[App and web page records]
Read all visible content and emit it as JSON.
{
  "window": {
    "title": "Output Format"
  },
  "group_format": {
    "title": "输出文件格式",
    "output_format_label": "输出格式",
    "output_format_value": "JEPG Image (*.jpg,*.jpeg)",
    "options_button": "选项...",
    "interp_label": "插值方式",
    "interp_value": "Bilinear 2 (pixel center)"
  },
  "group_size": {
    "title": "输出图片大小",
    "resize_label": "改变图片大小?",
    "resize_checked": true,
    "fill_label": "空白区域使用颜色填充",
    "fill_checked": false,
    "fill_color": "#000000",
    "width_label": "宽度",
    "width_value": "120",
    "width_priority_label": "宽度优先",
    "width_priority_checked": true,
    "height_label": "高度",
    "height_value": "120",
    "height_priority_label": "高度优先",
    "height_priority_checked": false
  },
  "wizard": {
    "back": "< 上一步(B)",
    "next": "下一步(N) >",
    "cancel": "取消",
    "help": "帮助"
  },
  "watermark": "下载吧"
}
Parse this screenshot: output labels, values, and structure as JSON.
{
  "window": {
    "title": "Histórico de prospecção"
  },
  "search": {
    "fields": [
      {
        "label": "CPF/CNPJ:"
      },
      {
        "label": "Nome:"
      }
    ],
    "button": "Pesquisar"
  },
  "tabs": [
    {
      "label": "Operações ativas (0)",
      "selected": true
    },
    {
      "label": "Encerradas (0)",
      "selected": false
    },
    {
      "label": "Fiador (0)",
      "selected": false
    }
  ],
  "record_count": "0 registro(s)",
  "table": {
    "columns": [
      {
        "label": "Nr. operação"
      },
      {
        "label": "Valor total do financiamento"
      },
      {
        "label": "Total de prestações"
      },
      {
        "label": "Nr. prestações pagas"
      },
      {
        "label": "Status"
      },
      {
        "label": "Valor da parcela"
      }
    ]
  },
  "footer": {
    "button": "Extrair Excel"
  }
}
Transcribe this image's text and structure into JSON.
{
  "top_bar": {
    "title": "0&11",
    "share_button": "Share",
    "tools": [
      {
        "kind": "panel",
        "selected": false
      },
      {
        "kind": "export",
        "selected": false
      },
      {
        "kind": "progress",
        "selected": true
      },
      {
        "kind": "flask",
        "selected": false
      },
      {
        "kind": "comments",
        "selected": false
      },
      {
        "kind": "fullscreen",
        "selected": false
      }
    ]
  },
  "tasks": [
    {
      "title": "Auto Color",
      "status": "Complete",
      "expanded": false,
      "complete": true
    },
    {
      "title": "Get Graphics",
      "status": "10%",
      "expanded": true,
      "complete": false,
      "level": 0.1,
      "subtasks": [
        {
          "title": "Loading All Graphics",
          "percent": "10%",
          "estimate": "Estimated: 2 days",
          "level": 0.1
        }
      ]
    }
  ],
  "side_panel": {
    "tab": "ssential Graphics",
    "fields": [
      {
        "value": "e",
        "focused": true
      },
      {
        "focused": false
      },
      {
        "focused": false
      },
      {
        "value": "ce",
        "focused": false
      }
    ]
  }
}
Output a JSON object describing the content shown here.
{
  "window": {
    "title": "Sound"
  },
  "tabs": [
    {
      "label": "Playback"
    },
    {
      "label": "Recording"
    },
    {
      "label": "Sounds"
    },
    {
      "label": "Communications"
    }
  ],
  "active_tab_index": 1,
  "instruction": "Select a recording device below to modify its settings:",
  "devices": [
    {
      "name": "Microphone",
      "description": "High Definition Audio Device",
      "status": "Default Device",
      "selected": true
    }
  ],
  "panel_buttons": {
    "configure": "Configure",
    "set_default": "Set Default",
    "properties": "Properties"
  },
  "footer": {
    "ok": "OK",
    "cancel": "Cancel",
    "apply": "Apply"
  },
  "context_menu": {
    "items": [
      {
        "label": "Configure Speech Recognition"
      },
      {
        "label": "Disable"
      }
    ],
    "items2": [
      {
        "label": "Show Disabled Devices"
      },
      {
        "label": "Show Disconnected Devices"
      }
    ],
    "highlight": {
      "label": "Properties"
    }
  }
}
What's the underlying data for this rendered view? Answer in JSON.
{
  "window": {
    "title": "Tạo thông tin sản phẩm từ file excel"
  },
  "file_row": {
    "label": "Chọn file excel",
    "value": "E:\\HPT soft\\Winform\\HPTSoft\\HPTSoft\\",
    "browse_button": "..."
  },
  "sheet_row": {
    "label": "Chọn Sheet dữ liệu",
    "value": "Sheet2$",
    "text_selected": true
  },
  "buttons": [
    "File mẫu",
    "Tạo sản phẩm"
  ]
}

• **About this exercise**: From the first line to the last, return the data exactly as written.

• **Solution to the problem**:
Read all visible content and emit it as JSON.
{
  "window": {
    "title": "Output Format"
  },
  "group_format": {
    "title": "输出文件格式",
    "output_format_label": "输出格式",
    "output_format_value": "JEPG Image (*.jpg,*.jpeg)",
    "options_button": "选项...",
    "interp_label": "插值方式",
    "interp_value": "Bilinear 2 (pixel center)"
  },
  "group_size": {
    "title": "输出图片大小",
    "resize_label": "改变图片大小?",
    "resize_checked": true,
    "fill_label": "空白区域使用颜色填充",
    "fill_checked": false,
    "fill_color": "#000000",
    "width_label": "宽度",
    "width_value": "120",
    "width_priority_label": "宽度优先",
    "width_priority_checked": true,
    "height_label": "高度",
    "height_value": "120",
    "height_priority_label": "高度优先",
    "height_priority_checked": false
  },
  "wizard": {
    "back": "< 上一步(B)",
    "next": "下一步(N) >",
    "cancel": "取消",
    "help": "帮助"
  },
  "watermark": "下载吧"
}
Parse this screenshot: output labels, values, and structure as JSON.
{
  "window": {
    "title": "Histórico de prospecção"
  },
  "search": {
    "fields": [
      {
        "label": "CPF/CNPJ:"
      },
      {
        "label": "Nome:"
      }
    ],
    "button": "Pesquisar"
  },
  "tabs": [
    {
      "label": "Operações ativas (0)",
      "selected": true
    },
    {
      "label": "Encerradas (0)",
      "selected": false
    },
    {
      "label": "Fiador (0)",
      "selected": false
    }
  ],
  "record_count": "0 registro(s)",
  "table": {
    "columns": [
      {
        "label": "Nr. operação"
      },
      {
        "label": "Valor total do financiamento"
      },
      {
        "label": "Total de prestações"
      },
      {
        "label": "Nr. prestações pagas"
      },
      {
        "label": "Status"
      },
      {
        "label": "Valor da parcela"
      }
    ]
  },
  "footer": {
    "button": "Extrair Excel"
  }
}
Transcribe this image's text and structure into JSON.
{
  "top_bar": {
    "title": "0&11",
    "share_button": "Share",
    "tools": [
      {
        "kind": "panel",
        "selected": false
      },
      {
        "kind": "export",
        "selected": false
      },
      {
        "kind": "progress",
        "selected": true
      },
      {
        "kind": "flask",
        "selected": false
      },
      {
        "kind": "comments",
        "selected": false
      },
      {
        "kind": "fullscreen",
        "selected": false
      }
    ]
  },
  "tasks": [
    {
      "title": "Auto Color",
      "status": "Complete",
      "expanded": false,
      "complete": true
    },
    {
      "title": "Get Graphics",
      "status": "10%",
      "expanded": true,
      "complete": false,
      "level": 0.1,
      "subtasks": [
        {
          "title": "Loading All Graphics",
          "percent": "10%",
          "estimate": "Estimated: 2 days",
          "level": 0.1
        }
      ]
    }
  ],
  "side_panel": {
    "tab": "ssential Graphics",
    "fields": [
      {
        "value": "e",
        "focused": true
      },
      {
        "focused": false
      },
      {
        "focused": false
      },
      {
        "value": "ce",
        "focused": false
      }
    ]
  }
}
Output a JSON object describing the content shown here.
{
  "window": {
    "title": "Sound"
  },
  "tabs": [
    {
      "label": "Playback"
    },
    {
      "label": "Recording"
    },
    {
      "label": "Sounds"
    },
    {
      "label": "Communications"
    }
  ],
  "active_tab_index": 1,
  "instruction": "Select a recording device below to modify its settings:",
  "devices": [
    {
      "name": "Microphone",
      "description": "High Definition Audio Device",
      "status": "Default Device",
      "selected": true
    }
  ],
  "panel_buttons": {
    "configure": "Configure",
    "set_default": "Set Default",
    "properties": "Properties"
  },
  "footer": {
    "ok": "OK",
    "cancel": "Cancel",
    "apply": "Apply"
  },
  "context_menu": {
    "items": [
      {
        "label": "Configure Speech Recognition"
      },
      {
        "label": "Disable"
      }
    ],
    "items2": [
      {
        "label": "Show Disabled Devices"
      },
      {
        "label": "Show Disconnected Devices"
      }
    ],
    "highlight": {
      "label": "Properties"
    }
  }
}
What's the underlying data for this rendered view? Answer in JSON.
{
  "window": {
    "title": "Tạo thông tin sản phẩm từ file excel"
  },
  "file_row": {
    "label": "Chọn file excel",
    "value": "E:\\HPT soft\\Winform\\HPTSoft\\HPTSoft\\",
    "browse_button": "..."
  },
  "sheet_row": {
    "label": "Chọn Sheet dữ liệu",
    "value": "Sheet2$",
    "text_selected": true
  },
  "buttons": [
    "File mẫu",
    "Tạo sản phẩm"
  ]
}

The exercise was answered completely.